» **Task statement**
Each record must come back unchanged in your answer, stripped of its images.

[Extracted records]

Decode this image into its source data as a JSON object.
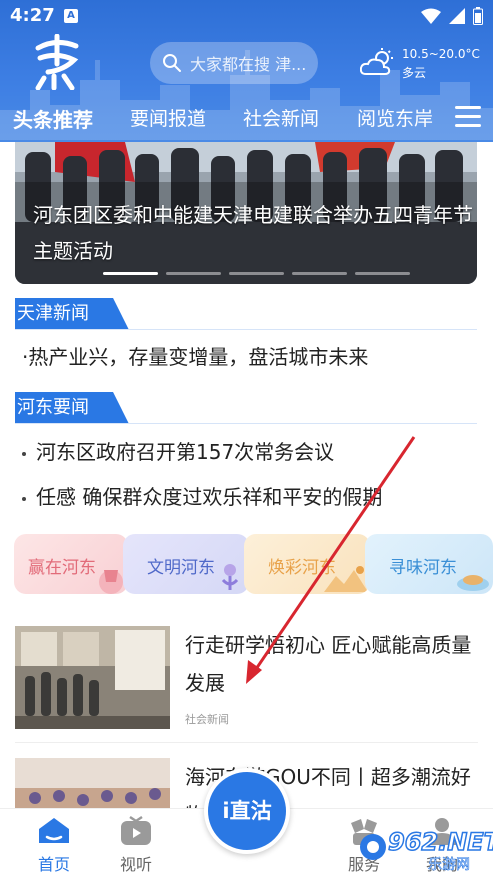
{
  "status_bar": {
    "time": "4:27",
    "notification_glyph": "A"
  },
  "header": {
    "search_placeholder": "大家都在搜 津...",
    "weather": {
      "temp_range": "10.5~20.0°C",
      "condition": "多云"
    },
    "tabs": [
      {
        "label": "头条推荐",
        "active": true
      },
      {
        "label": "要闻报道",
        "active": false
      },
      {
        "label": "社会新闻",
        "active": false
      },
      {
        "label": "阅览东岸",
        "active": false
      }
    ]
  },
  "banner": {
    "caption": "河东团区委和中能建天津电建联合举办五四青年节主题活动",
    "slide_count": 5,
    "active_slide": 1
  },
  "sections": [
    {
      "label": "天津新闻",
      "items": [
        "·热产业兴，存量变增量，盘活城市未来"
      ]
    },
    {
      "label": "河东要闻",
      "items": [
        "河东区政府召开第157次常务会议",
        "任感 确保群众度过欢乐祥和平安的假期"
      ]
    }
  ],
  "feature_cards": [
    {
      "label": "赢在河东",
      "color": "#e8838f"
    },
    {
      "label": "文明河东",
      "color": "#4f69c9"
    },
    {
      "label": "焕彩河东",
      "color": "#e8a24a"
    },
    {
      "label": "寻味河东",
      "color": "#3a8fd6"
    }
  ],
  "articles": [
    {
      "title": "行走研学悟初心 匠心赋能高质量发展",
      "category": "社会新闻"
    },
    {
      "title": "海河东游GOU不同丨超多潮流好物等你来",
      "category": ""
    }
  ],
  "bottom_nav": {
    "items": [
      {
        "label": "首页",
        "active": true
      },
      {
        "label": "视听",
        "active": false
      },
      {
        "label": "服务",
        "active": false
      },
      {
        "label": "我的",
        "active": false
      }
    ],
    "fab_label": "i直沽"
  },
  "watermark": {
    "main": "962.NET",
    "sub": "乐游网"
  },
  "colors": {
    "primary": "#2a78e4",
    "header_bg": "#3d7ee3"
  }
}
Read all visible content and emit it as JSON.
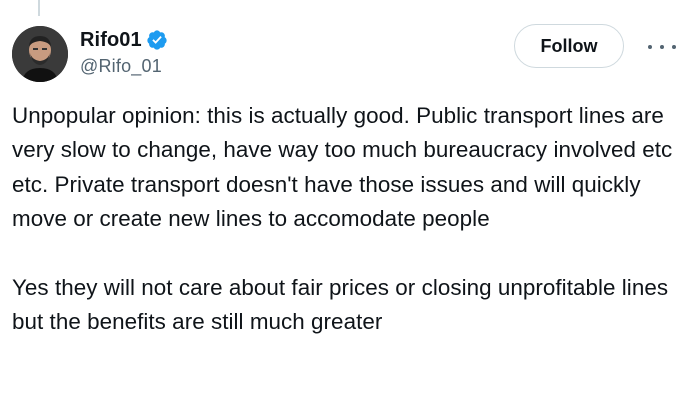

» **Answer for the task**
Decode this image into its source data as a JSON object.
{
  "status_bar": {
    "time": "4:27",
    "notification_glyph": "A"
  },
  "header": {
    "search_placeholder": "大家都在搜 津...",
    "weather": {
      "temp_range": "10.5~20.0°C",
      "condition": "多云"
    },
    "tabs": [
      {
        "label": "头条推荐",
        "active": true
      },
      {
        "label": "要闻报道",
        "active": false
      },
      {
        "label": "社会新闻",
        "active": false
      },
      {
        "label": "阅览东岸",
        "active": false
      }
    ]
  },
  "banner": {
    "caption": "河东团区委和中能建天津电建联合举办五四青年节主题活动",
    "slide_count": 5,
    "active_slide": 1
  },
  "sections": [
    {
      "label": "天津新闻",
      "items": [
        "·热产业兴，存量变增量，盘活城市未来"
      ]
    },
    {
      "label": "河东要闻",
      "items": [
        "河东区政府召开第157次常务会议",
        "任感 确保群众度过欢乐祥和平安的假期"
      ]
    }
  ],
  "feature_cards": [
    {
      "label": "赢在河东",
      "color": "#e8838f"
    },
    {
      "label": "文明河东",
      "color": "#4f69c9"
    },
    {
      "label": "焕彩河东",
      "color": "#e8a24a"
    },
    {
      "label": "寻味河东",
      "color": "#3a8fd6"
    }
  ],
  "articles": [
    {
      "title": "行走研学悟初心 匠心赋能高质量发展",
      "category": "社会新闻"
    },
    {
      "title": "海河东游GOU不同丨超多潮流好物等你来",
      "category": ""
    }
  ],
  "bottom_nav": {
    "items": [
      {
        "label": "首页",
        "active": true
      },
      {
        "label": "视听",
        "active": false
      },
      {
        "label": "服务",
        "active": false
      },
      {
        "label": "我的",
        "active": false
      }
    ],
    "fab_label": "i直沽"
  },
  "watermark": {
    "main": "962.NET",
    "sub": "乐游网"
  },
  "colors": {
    "primary": "#2a78e4",
    "header_bg": "#3d7ee3"
  }
}
Read all visible content and emit it as JSON.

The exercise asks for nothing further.